__INSTRUCTIONS TO FOLLOW__:
Among the entries, which lines carry the string "status"? Copy every one.

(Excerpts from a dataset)
####
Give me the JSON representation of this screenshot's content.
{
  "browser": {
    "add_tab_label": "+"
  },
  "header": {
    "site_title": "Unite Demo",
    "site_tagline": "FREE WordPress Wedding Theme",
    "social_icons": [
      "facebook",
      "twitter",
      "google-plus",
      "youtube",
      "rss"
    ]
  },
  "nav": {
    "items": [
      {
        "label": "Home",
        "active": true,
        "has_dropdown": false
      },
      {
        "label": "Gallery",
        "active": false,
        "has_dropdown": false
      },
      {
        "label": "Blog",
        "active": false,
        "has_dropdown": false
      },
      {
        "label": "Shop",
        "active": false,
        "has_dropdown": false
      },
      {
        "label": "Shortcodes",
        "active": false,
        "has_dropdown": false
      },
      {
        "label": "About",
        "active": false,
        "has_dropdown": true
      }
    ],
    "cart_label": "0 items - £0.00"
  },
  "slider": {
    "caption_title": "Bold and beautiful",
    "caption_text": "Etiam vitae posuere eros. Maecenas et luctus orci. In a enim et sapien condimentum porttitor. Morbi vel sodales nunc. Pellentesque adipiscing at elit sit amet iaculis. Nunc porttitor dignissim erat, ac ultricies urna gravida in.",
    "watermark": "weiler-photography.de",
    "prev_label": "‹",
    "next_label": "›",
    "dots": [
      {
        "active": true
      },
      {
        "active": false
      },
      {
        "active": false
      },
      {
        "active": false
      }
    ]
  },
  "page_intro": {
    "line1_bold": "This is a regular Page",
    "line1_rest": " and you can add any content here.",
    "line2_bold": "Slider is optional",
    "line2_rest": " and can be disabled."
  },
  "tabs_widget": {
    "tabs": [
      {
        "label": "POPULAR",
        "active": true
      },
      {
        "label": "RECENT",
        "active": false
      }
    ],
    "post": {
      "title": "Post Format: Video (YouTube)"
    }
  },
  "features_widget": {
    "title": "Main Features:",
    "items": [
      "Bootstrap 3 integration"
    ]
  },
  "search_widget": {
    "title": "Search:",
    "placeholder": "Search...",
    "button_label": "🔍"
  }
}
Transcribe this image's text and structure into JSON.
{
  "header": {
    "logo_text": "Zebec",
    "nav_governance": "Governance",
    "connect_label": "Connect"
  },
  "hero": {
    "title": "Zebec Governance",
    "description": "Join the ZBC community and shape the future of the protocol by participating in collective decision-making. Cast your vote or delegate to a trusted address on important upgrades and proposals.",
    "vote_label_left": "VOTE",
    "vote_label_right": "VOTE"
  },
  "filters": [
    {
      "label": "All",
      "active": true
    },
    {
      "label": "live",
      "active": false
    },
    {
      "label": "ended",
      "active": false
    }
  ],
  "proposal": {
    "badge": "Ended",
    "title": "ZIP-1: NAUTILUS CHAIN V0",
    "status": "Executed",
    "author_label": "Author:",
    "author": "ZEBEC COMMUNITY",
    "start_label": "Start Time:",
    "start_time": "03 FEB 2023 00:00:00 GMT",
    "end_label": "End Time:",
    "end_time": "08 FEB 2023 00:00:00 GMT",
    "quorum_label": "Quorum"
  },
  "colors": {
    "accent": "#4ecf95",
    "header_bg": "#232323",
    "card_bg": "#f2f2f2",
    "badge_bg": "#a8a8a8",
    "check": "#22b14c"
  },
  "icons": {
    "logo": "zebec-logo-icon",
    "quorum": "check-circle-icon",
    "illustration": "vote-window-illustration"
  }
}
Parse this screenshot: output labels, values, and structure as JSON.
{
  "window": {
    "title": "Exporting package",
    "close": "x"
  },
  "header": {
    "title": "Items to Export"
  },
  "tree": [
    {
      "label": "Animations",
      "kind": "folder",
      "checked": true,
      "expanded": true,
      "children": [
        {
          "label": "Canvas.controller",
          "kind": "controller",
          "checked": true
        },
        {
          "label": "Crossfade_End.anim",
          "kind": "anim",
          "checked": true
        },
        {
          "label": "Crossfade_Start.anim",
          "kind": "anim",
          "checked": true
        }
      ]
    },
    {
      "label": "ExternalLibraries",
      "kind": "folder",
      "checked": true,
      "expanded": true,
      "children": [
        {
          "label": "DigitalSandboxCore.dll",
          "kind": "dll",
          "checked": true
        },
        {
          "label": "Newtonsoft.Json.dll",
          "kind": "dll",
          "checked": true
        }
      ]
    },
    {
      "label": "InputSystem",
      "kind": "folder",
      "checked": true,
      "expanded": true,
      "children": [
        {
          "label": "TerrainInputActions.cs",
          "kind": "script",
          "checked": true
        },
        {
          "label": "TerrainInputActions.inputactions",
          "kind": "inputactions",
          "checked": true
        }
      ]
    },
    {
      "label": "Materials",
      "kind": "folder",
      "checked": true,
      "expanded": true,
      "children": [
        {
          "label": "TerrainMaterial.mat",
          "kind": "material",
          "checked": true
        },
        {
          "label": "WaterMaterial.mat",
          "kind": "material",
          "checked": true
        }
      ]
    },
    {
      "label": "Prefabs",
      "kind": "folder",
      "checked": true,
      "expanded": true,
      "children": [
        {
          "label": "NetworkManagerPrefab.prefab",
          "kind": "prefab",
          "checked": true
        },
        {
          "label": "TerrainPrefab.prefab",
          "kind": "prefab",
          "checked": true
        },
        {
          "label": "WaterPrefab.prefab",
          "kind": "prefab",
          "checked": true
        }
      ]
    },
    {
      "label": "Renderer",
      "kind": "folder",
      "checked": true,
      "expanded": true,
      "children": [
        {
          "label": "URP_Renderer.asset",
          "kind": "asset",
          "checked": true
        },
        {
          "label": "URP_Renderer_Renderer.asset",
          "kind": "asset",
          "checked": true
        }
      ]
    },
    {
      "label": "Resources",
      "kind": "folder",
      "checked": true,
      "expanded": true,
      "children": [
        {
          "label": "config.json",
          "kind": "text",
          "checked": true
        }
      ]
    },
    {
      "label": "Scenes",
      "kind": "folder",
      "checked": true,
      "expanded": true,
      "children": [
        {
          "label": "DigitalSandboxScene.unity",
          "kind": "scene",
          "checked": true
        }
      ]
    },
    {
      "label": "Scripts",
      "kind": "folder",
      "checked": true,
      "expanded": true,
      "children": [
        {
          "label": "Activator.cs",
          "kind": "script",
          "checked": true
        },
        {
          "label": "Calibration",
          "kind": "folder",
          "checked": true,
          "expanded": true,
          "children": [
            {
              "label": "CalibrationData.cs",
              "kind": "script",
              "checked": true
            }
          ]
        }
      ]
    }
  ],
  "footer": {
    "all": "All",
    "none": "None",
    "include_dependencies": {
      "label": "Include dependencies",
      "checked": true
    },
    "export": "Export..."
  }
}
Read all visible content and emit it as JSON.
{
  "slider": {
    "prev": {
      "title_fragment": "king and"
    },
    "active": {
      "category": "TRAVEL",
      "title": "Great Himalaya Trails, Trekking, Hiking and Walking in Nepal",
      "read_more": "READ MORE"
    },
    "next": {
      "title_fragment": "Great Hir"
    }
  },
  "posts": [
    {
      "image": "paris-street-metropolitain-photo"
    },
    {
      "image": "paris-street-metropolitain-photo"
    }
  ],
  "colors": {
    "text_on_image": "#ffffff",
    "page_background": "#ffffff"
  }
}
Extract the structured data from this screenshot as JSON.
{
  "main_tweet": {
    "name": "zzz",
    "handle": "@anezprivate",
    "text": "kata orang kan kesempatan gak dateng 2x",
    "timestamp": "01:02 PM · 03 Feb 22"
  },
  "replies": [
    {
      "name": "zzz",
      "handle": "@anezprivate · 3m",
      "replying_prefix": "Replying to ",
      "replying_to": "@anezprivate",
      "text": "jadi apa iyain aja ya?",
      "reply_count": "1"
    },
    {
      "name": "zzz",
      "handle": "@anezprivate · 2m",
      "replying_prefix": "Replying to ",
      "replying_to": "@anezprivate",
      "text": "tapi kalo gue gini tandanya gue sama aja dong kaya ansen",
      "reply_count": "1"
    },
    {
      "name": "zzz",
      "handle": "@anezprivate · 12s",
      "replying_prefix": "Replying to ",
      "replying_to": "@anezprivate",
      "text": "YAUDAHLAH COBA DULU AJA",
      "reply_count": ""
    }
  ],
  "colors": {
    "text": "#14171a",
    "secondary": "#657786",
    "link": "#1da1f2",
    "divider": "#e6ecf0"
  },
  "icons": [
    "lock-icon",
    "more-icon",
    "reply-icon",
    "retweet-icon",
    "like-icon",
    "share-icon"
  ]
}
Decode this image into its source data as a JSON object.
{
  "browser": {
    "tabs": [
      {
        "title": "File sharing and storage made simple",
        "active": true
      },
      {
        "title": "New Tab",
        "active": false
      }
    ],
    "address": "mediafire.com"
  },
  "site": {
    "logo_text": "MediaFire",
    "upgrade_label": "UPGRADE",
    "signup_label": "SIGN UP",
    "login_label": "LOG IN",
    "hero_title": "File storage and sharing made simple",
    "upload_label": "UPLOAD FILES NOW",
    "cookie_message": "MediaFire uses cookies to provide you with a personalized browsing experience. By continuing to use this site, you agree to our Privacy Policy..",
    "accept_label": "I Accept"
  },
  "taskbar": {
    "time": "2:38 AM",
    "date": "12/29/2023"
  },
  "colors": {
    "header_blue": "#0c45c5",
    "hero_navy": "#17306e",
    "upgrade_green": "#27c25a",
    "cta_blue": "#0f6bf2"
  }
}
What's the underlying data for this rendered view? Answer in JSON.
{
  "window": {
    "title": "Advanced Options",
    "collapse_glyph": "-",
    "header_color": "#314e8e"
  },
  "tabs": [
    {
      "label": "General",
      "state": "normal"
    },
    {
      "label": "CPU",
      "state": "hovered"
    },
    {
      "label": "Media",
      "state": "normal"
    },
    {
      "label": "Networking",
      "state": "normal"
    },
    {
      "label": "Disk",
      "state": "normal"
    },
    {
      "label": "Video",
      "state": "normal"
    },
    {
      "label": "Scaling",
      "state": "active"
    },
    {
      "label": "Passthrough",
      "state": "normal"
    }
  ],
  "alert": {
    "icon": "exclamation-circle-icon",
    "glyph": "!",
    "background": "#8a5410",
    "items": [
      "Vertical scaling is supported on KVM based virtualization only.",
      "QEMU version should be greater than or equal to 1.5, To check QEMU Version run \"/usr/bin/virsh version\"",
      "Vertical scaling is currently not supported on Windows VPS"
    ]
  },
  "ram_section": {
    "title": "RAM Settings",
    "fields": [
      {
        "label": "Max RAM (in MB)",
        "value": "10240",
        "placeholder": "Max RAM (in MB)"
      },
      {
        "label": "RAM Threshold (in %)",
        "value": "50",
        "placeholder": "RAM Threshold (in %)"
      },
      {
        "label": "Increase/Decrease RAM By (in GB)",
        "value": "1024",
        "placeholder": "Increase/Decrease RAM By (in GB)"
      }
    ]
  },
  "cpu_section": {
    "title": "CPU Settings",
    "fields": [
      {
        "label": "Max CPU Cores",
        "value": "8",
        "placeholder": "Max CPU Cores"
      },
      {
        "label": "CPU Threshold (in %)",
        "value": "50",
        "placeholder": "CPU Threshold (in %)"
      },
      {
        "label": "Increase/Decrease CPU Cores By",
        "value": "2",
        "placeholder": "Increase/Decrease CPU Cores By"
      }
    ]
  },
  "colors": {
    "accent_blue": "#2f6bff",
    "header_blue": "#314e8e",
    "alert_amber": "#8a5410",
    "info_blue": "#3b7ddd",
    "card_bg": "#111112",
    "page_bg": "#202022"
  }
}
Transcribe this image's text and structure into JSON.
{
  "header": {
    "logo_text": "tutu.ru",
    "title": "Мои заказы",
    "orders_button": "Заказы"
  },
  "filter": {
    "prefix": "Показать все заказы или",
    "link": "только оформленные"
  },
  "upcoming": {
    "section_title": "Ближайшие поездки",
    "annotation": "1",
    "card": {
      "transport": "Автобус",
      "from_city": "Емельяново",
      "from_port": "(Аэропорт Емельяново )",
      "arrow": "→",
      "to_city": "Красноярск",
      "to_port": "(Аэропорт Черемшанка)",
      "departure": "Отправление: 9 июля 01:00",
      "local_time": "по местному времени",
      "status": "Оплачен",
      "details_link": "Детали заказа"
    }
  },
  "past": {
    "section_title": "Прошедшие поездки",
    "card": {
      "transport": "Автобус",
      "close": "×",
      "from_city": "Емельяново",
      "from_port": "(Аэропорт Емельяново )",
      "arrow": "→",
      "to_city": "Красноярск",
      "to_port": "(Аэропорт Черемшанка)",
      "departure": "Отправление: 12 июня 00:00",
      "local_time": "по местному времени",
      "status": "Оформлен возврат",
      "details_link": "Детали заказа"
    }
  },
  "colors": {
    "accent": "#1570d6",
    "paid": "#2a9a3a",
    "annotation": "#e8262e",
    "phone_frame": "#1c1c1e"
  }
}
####
__SOLUTION FOR THIS PROBLEM__:
    "status": "Executed",
      "status": "Оплачен",
      "status": "Оформлен возврат",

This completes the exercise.